But with holiday recycling, it might brighten up for a bit.
Sharon Howland, lead, program management with Calgary’s waste and recycling services, said that since the beginning of COVID-19, there has been a significant uptick in materials recycled all across the system.
“When you look at the recycling itself, if you go to the recycling facility, you do see a lot more of that shipping material, so it’s a lot of corrugated cardboard boxes,” Howland said, in a year-end interview with LiveWire Calgary.
“Which is, from a recycling perspective, it’s very easy to recycle and easy to turn into a new material. So that’s great.”
There’s been a big increase in shipping, due to online purchases either through portals like Amazon or local shops doing delivery or curbside service.
What’s changed, Howland said, is the amount of cushion material that they’re seeing. That’s like the air pillows or the bubble wrap. It can be recycled, as long as it’s prepared properly – in plastic bags with other bags.
“It’s been very interesting to see kind of the color of the pile of recycling facility change to more of a brown,” Howland said.
Recycling over the holidays
You know that standard stuff like boxes, but what about the wrapping paper?
Wrapping paper can typically go in your blue bin, but not if it’s the plastic foil type. Howland said a good test is to try and tear it. If it rips like regular paper, it’s good to go. If you try to rip it and it stretches or crinkles, it can’t be recycled.
“That’s just garbage,” she said.
The type of packaging they’re seeing more often is cardboard mixed with molded plastic. It’s often found with children’s toys when the plastic provides a window for the cardboard packaging.

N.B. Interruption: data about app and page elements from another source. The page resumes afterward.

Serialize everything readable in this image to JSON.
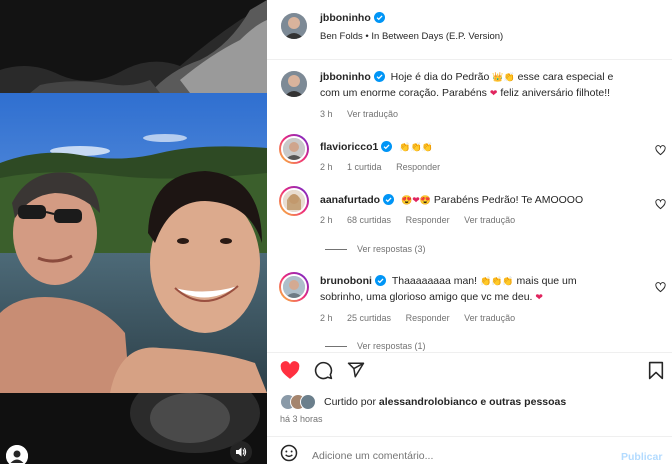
{
  "header": {
    "username": "jbboninho",
    "audio": "Ben Folds • In Between Days (E.P. Version)"
  },
  "caption": {
    "username": "jbboninho",
    "text_part1": "Hoje é dia do Pedrão",
    "text_part2": "esse cara especial e",
    "text_line2a": "com um enorme coração. Parabéns",
    "text_line2b": "feliz aniversário filhote!!",
    "time": "3 h",
    "see_translation": "Ver tradução"
  },
  "comments": [
    {
      "username": "flavioricco1",
      "time": "2 h",
      "likes": "1 curtida",
      "reply": "Responder"
    },
    {
      "username": "aanafurtado",
      "text": "Parabéns Pedrão! Te AMOOOO",
      "time": "2 h",
      "likes": "68 curtidas",
      "reply": "Responder",
      "see_translation": "Ver tradução",
      "view_replies": "Ver respostas (3)"
    },
    {
      "username": "brunoboni",
      "text_line1a": "Thaaaaaaaa man!",
      "text_line1b": "mais que um",
      "text_line2a": "sobrinho, uma glorioso amigo que vc me deu.",
      "time": "2 h",
      "likes": "25 curtidas",
      "reply": "Responder",
      "see_translation": "Ver tradução",
      "view_replies": "Ver respostas (1)"
    }
  ],
  "likes": {
    "text_prefix": "Curtido por",
    "user": "alessandrolobianco",
    "text_suffix": "e outras pessoas",
    "time": "há 3 horas"
  },
  "composer": {
    "placeholder": "Adicione um comentário...",
    "publish": "Publicar"
  },
  "colors": {
    "like_red": "#ff3040",
    "verified_blue": "#0095f6",
    "muted": "#737373"
  },
  "icons": [
    "heart-icon",
    "comment-icon",
    "share-icon",
    "bookmark-icon",
    "emoji-icon",
    "sound-icon",
    "verified-icon"
  ]
}
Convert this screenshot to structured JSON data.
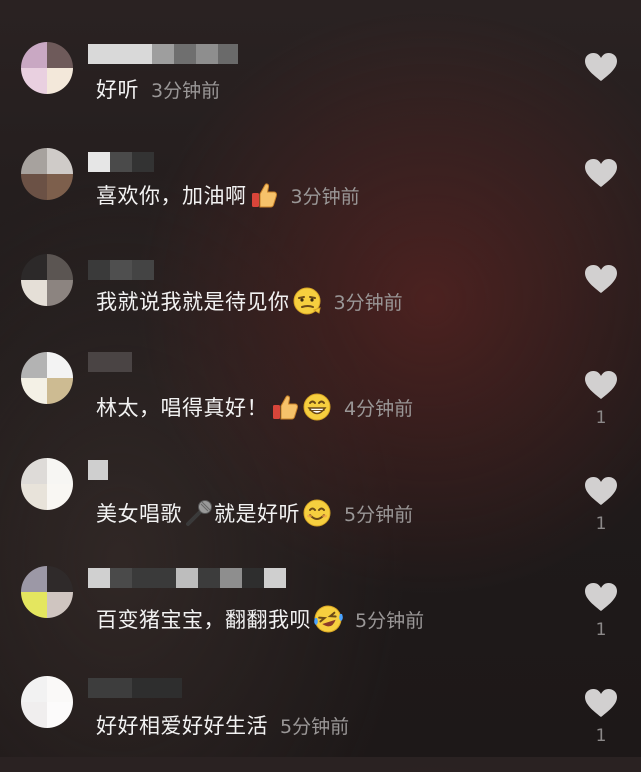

You can find it in advent calendars as well, Howland said.
“We just ask that Calgarians separate the two of things,” she said.
“They’re both acceptable for recycling, but the machinery can’t separate them from each other.”
And while gift bags and the tissue are generally recyclable (minus the handles), Howland encouraged Calgarians to reuse those bags annually.
Howland also underscored the use of the green bin over the holidays. Howland said it’s there for your food scraps, paper plates, napkins, even muffin papers.
If you deep fry your turkey or cook up bacon for a holiday breakfast, the grease and fat can be composted as well.
Howland also said that bin pickups shouldn’t be affected this Christmas season because the statutory holidays fall on the weekend. But you can only fill your recycling bin. Don’t put recycling outside of it, Howland said.
What’s new for 2022
One of the big things they expect to see in recycling in 2022 is the implementation of a single-use plastics ban, Howland said.
Shortly after our conversation, the federal government rolled out its draft regulations for the 2022 ban.
Howland also expects Calgarians will be hearing more about the reduction side of things. Producing less waste will go a long way to reducing our climate impact, she said.
“I think making that connection is something that we’re going to hear more and more about in 2022,” Howland said.
Things like reusable containers will be more commonplace, or for gifts, use the gift bags.
“We’re even hearing more and more about is people giving memories, not garbage for Christmas,” Howland said.
“Giving the gift of experience; giving people their time instead of a physical good.”